*** Opening Material for the task ***
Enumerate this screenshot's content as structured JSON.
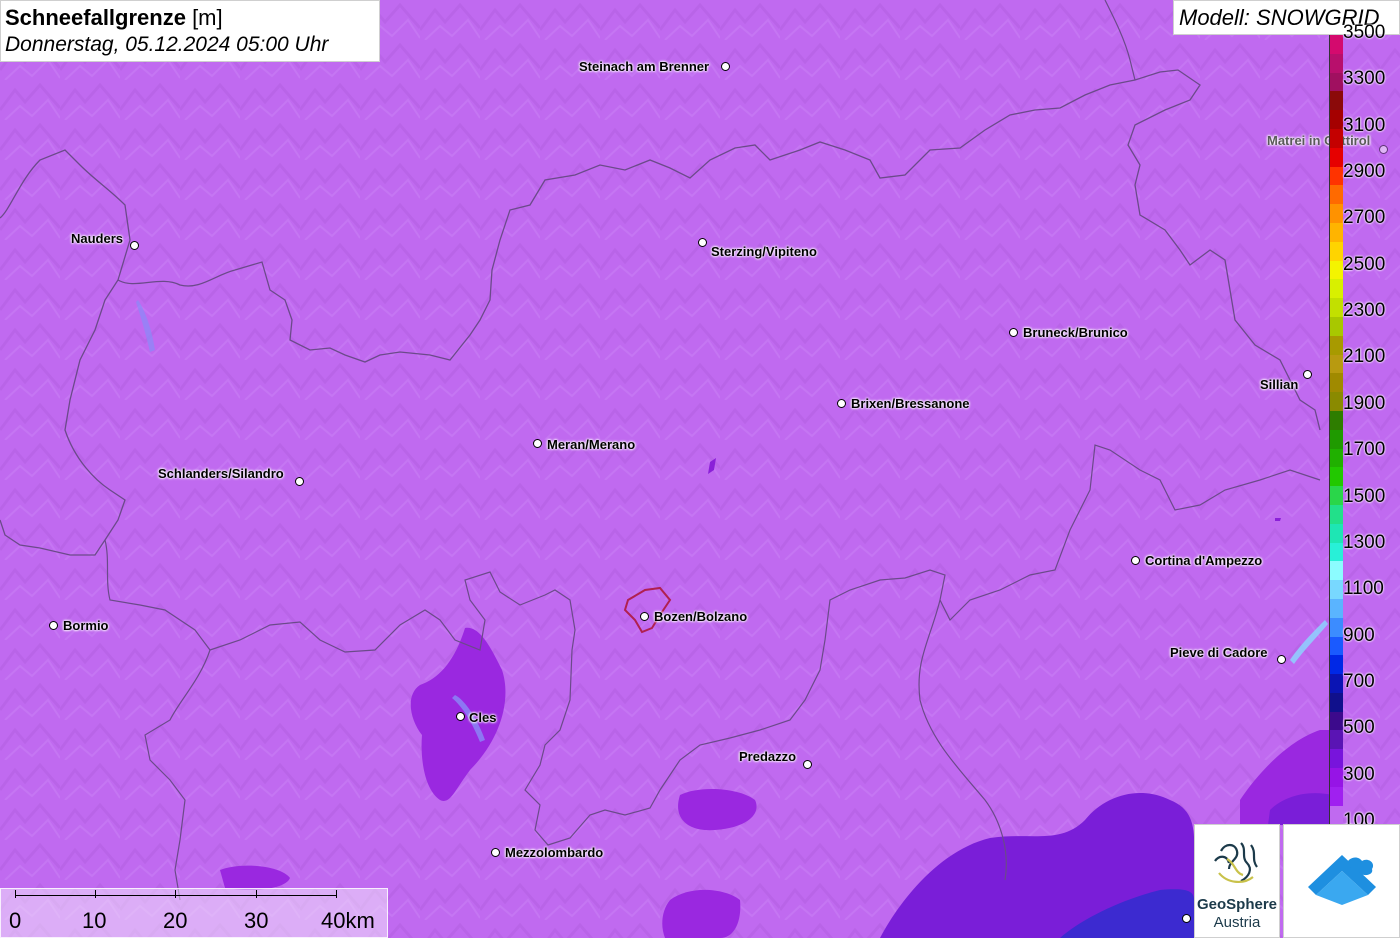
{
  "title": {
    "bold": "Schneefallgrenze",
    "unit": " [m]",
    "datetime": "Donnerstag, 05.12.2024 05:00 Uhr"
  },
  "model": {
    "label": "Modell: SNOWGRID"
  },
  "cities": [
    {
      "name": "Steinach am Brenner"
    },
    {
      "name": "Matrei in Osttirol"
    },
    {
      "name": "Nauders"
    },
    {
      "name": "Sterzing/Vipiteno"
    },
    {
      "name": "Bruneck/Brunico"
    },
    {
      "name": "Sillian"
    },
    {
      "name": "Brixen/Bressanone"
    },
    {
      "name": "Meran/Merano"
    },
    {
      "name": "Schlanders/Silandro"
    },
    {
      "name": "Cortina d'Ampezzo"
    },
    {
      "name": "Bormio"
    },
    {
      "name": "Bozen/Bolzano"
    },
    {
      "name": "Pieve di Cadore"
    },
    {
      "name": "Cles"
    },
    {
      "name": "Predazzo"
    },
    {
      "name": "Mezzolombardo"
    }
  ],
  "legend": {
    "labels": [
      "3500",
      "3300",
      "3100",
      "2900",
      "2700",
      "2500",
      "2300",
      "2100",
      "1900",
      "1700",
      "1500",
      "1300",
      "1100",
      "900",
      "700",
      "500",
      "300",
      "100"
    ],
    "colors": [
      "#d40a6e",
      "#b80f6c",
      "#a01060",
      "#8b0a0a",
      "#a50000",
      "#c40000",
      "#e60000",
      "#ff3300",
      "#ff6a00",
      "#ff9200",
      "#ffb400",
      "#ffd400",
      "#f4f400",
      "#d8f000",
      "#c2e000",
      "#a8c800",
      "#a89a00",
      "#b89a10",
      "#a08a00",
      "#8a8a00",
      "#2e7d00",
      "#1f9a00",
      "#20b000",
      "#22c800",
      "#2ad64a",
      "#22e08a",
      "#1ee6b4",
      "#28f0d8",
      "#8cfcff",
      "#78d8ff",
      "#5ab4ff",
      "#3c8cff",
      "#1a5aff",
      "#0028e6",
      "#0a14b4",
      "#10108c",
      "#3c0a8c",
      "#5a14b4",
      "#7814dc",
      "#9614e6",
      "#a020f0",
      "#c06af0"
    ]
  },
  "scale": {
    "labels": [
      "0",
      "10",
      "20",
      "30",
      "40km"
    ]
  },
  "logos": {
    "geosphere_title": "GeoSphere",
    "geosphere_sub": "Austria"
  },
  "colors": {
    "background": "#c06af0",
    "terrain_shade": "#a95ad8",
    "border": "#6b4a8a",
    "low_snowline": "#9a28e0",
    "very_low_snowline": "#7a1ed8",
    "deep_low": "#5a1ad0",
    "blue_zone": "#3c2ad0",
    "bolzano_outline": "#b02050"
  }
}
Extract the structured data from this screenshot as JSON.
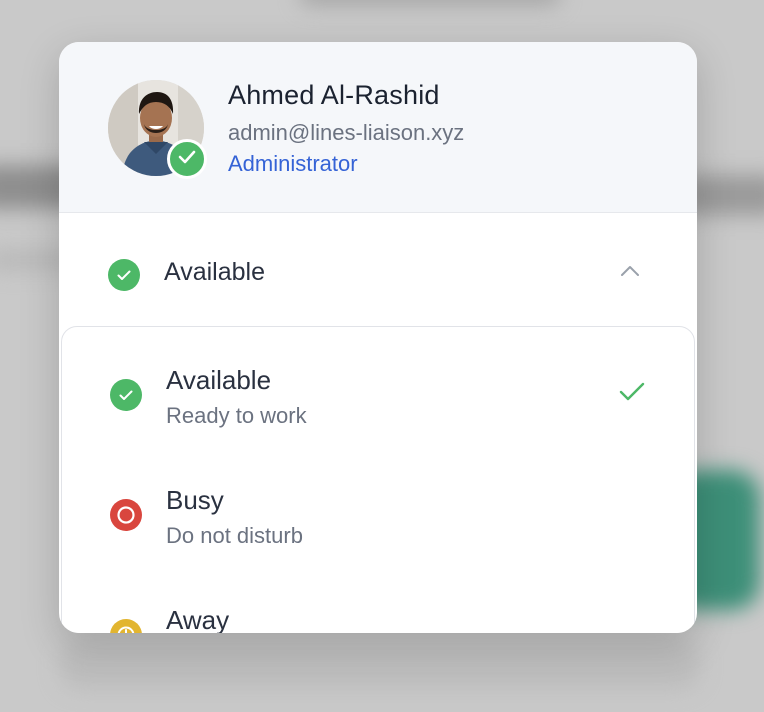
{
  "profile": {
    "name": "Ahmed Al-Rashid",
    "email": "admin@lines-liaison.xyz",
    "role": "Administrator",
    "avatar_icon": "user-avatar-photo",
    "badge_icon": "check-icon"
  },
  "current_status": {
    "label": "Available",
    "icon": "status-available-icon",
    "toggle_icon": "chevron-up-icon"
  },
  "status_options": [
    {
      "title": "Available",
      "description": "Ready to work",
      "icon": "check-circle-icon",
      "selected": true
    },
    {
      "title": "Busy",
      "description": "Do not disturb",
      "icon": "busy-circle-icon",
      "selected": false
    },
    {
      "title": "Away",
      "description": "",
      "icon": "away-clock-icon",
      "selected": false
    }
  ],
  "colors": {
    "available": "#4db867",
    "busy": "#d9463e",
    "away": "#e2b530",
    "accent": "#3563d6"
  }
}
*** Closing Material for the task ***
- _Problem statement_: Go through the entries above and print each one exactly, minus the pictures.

- _Response box_:
Enumerate this screenshot's content as structured JSON.
{
  "title": {
    "bold": "Schneefallgrenze",
    "unit": " [m]",
    "datetime": "Donnerstag, 05.12.2024 05:00 Uhr"
  },
  "model": {
    "label": "Modell: SNOWGRID"
  },
  "cities": [
    {
      "name": "Steinach am Brenner"
    },
    {
      "name": "Matrei in Osttirol"
    },
    {
      "name": "Nauders"
    },
    {
      "name": "Sterzing/Vipiteno"
    },
    {
      "name": "Bruneck/Brunico"
    },
    {
      "name": "Sillian"
    },
    {
      "name": "Brixen/Bressanone"
    },
    {
      "name": "Meran/Merano"
    },
    {
      "name": "Schlanders/Silandro"
    },
    {
      "name": "Cortina d'Ampezzo"
    },
    {
      "name": "Bormio"
    },
    {
      "name": "Bozen/Bolzano"
    },
    {
      "name": "Pieve di Cadore"
    },
    {
      "name": "Cles"
    },
    {
      "name": "Predazzo"
    },
    {
      "name": "Mezzolombardo"
    }
  ],
  "legend": {
    "labels": [
      "3500",
      "3300",
      "3100",
      "2900",
      "2700",
      "2500",
      "2300",
      "2100",
      "1900",
      "1700",
      "1500",
      "1300",
      "1100",
      "900",
      "700",
      "500",
      "300",
      "100"
    ],
    "colors": [
      "#d40a6e",
      "#b80f6c",
      "#a01060",
      "#8b0a0a",
      "#a50000",
      "#c40000",
      "#e60000",
      "#ff3300",
      "#ff6a00",
      "#ff9200",
      "#ffb400",
      "#ffd400",
      "#f4f400",
      "#d8f000",
      "#c2e000",
      "#a8c800",
      "#a89a00",
      "#b89a10",
      "#a08a00",
      "#8a8a00",
      "#2e7d00",
      "#1f9a00",
      "#20b000",
      "#22c800",
      "#2ad64a",
      "#22e08a",
      "#1ee6b4",
      "#28f0d8",
      "#8cfcff",
      "#78d8ff",
      "#5ab4ff",
      "#3c8cff",
      "#1a5aff",
      "#0028e6",
      "#0a14b4",
      "#10108c",
      "#3c0a8c",
      "#5a14b4",
      "#7814dc",
      "#9614e6",
      "#a020f0",
      "#c06af0"
    ]
  },
  "scale": {
    "labels": [
      "0",
      "10",
      "20",
      "30",
      "40km"
    ]
  },
  "logos": {
    "geosphere_title": "GeoSphere",
    "geosphere_sub": "Austria"
  },
  "colors": {
    "background": "#c06af0",
    "terrain_shade": "#a95ad8",
    "border": "#6b4a8a",
    "low_snowline": "#9a28e0",
    "very_low_snowline": "#7a1ed8",
    "deep_low": "#5a1ad0",
    "blue_zone": "#3c2ad0",
    "bolzano_outline": "#b02050"
  }
}
Extract the structured data from this screenshot as JSON.
{
  "profile": {
    "name": "Ahmed Al-Rashid",
    "email": "admin@lines-liaison.xyz",
    "role": "Administrator",
    "avatar_icon": "user-avatar-photo",
    "badge_icon": "check-icon"
  },
  "current_status": {
    "label": "Available",
    "icon": "status-available-icon",
    "toggle_icon": "chevron-up-icon"
  },
  "status_options": [
    {
      "title": "Available",
      "description": "Ready to work",
      "icon": "check-circle-icon",
      "selected": true
    },
    {
      "title": "Busy",
      "description": "Do not disturb",
      "icon": "busy-circle-icon",
      "selected": false
    },
    {
      "title": "Away",
      "description": "",
      "icon": "away-clock-icon",
      "selected": false
    }
  ],
  "colors": {
    "available": "#4db867",
    "busy": "#d9463e",
    "away": "#e2b530",
    "accent": "#3563d6"
  }
}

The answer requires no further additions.